The main limitation of RAID 6 is that it uses only two redundant disks. This makes it vulnerable to data loss. One cause of data loss is a catastrophic disk failure. Another cause of data loss gaining importance today is silent data corruption due to undetected disks errors (UDE). UDE are a product of laws of physics and do occur during "normal" disk operation. In the era of huge disk drives, a UDE may occur every few hours. The IT departments often refer to UDE as " bit flip " as indeed a UDE may occur as a result of repeatedly reading a bit of data from a disk. Every 1014 reads or so, the bit will be read incorrectly, and this error may propagate in calculations (such as calculating the total of a giant spreadsheet), rendering the entire calculation invalid.

The inadequacy of RAID 6 is well-known. The failure of one disk requires its replacement and reconstruction of the data. This process may take days or weeks for the typical multi-terabyte disks of today. The RAID operating with failed disks is said to be in degraded mode. Thus, RAID systems of today spend a significant amount of time operating in degraded mode. RAID 6 in this mode can detect UDE, but cannot correct them, thus resulting in data loss.

It is not unlikely that a second disk fails during the recovery of the first failed disk.

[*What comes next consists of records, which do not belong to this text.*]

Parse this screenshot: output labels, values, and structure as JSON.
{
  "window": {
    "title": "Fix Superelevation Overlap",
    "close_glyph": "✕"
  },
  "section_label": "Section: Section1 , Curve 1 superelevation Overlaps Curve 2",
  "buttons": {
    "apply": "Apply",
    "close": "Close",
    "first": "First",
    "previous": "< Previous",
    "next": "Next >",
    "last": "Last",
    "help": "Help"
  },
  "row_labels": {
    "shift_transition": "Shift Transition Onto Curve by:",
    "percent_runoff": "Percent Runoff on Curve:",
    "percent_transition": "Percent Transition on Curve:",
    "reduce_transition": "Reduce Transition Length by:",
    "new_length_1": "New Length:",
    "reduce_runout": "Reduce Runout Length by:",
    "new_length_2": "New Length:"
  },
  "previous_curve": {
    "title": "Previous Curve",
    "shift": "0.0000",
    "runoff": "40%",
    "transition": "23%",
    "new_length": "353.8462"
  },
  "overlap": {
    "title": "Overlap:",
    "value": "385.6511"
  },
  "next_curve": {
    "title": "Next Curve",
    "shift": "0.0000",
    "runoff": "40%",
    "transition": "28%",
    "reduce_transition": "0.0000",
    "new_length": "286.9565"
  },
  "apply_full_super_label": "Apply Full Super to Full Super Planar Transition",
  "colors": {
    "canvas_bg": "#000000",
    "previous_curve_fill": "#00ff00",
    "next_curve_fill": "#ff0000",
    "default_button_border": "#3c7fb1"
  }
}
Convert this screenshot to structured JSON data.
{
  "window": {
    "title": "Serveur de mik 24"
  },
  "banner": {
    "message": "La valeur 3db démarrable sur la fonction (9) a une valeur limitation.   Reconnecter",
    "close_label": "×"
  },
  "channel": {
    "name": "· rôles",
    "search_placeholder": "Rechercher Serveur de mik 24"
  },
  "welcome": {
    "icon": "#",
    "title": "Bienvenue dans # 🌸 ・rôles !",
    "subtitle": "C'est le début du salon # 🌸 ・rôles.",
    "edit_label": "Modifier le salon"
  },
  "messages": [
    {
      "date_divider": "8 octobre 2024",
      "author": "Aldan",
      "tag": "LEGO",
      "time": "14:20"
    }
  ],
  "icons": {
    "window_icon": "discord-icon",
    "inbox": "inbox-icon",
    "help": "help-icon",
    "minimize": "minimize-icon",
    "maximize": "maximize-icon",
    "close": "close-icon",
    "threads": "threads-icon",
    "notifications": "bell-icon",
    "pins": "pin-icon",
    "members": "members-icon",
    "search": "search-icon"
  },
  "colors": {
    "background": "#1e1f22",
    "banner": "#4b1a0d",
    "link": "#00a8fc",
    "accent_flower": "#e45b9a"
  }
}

This results in doubly degraded mode. While no data loss is imminent for a RAID 6 system operating in doubly degraded mode, in this mode RAID 6 is not capable of detecting or correcting any errors. Thus, any UDE remains undetected and uncorrected by a RAID 6 operating in doubly degrated mode.

A common RAID 6 configuration. Source: en:User:Cburnett, RAID 6, Converted to Inkscape 0.92, CC BY-SA 3.0.